Part of our Food For Thought program: a study of church history emphasizing the individuals whom God has used to change the course of history.
Week 1: Peter & Paul
The apostles Peter & Paul were dominant figures in the first century of Christianity, and they set us on the course that we are following to this day.
Extra resources: Lindsey’s handout
Week 2: Athanasius
Born around 300 A.D, Athanasius lived to see Christianity explode from less than 10% of the population to over 50%. Such rapid growth led to doctrinal confusion as new converts struggled to understand the essence of the faith, and this was doubly true since the Roman emperors after Constantine began to publicly proclaim Christianity and to meddle in the affairs of the church. Athanasius was instrumental in maintaining orthodoxy and upholding the decision of the council at Nicaea (which he attended as a young man). He is best known for defending the divinity of Christ in the Arian controversy and for writing down the list of books that comprise the New Testament.

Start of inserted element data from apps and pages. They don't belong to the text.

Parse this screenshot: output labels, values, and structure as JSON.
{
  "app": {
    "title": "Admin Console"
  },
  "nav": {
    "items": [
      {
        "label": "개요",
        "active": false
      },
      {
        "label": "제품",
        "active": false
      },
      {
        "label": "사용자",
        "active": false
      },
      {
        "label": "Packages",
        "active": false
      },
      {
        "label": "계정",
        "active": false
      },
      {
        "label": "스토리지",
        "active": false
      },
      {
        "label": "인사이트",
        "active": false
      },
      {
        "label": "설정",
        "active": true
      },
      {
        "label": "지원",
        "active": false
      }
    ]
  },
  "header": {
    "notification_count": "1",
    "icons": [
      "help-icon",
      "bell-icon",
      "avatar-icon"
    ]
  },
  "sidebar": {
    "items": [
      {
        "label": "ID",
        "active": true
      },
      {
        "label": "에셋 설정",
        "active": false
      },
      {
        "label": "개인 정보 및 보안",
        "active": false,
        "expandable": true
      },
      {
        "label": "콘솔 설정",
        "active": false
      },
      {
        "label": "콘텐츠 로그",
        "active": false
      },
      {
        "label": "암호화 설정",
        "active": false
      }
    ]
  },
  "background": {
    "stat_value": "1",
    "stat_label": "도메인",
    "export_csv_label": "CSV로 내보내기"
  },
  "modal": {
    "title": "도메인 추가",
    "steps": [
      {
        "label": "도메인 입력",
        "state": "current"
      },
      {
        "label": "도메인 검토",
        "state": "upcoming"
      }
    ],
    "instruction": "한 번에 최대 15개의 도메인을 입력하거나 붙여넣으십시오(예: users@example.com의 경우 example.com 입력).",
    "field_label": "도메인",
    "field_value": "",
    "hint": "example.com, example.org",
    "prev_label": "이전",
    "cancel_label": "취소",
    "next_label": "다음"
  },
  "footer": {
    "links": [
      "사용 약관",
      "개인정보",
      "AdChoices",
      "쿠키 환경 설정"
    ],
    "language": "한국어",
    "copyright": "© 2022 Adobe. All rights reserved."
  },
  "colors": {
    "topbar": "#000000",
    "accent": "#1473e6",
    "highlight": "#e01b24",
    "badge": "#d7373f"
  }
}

- The Catholic Encyclopedia entry on Athanasius
- Contending For Our All: The Life of Athanasius (a biographical lecture on Athanasius by John Piper – highly recommended)
- How The New Testament Canon Was Formed by Al Baker
Week 3: Augustine & Aquinas
- The Swan is Not Silent: John Piper’s devotional lecture on lessons from Augustine’s life.
- The Summa Theologica Online: Aquinas’ most significant work, online and hyperlinked. Quite handy, really.
Week 4: Luther & Calvin
Around the same time that the Spaniards were invading Mexico, two young leaders named Luther and Calvin revolutionized Europe with their doctrinal stances. Luther emphasized justification by faith as the essence of Christianity, and Calvin emphasized God’s sovereignty in all circumstances. Luther was a creative genius (like Augustine), whereas Calvin was a tremendous synthesizer (like Aquinas).
- On the Bondage of the Will: Luther’s favorite example of his own writing.
- 95 Theses: the full text of Luther’s famous door posting. I dare you to put something as important on your whiteboard!
- For a different take on Luther and Calvin, see what the Catholic Encyclopedia has to say about them: Martin Luther and John Calvin (hint: not altogether complimentary)
- The Five Points of Calvinism: TULIP is an acronym frequently used to summarize some of Calvin’s distinctives. It stands for Total Depravity, Unconditional Election, Limited Atonement, Irresistible Grace, and Perseverance of the Saints.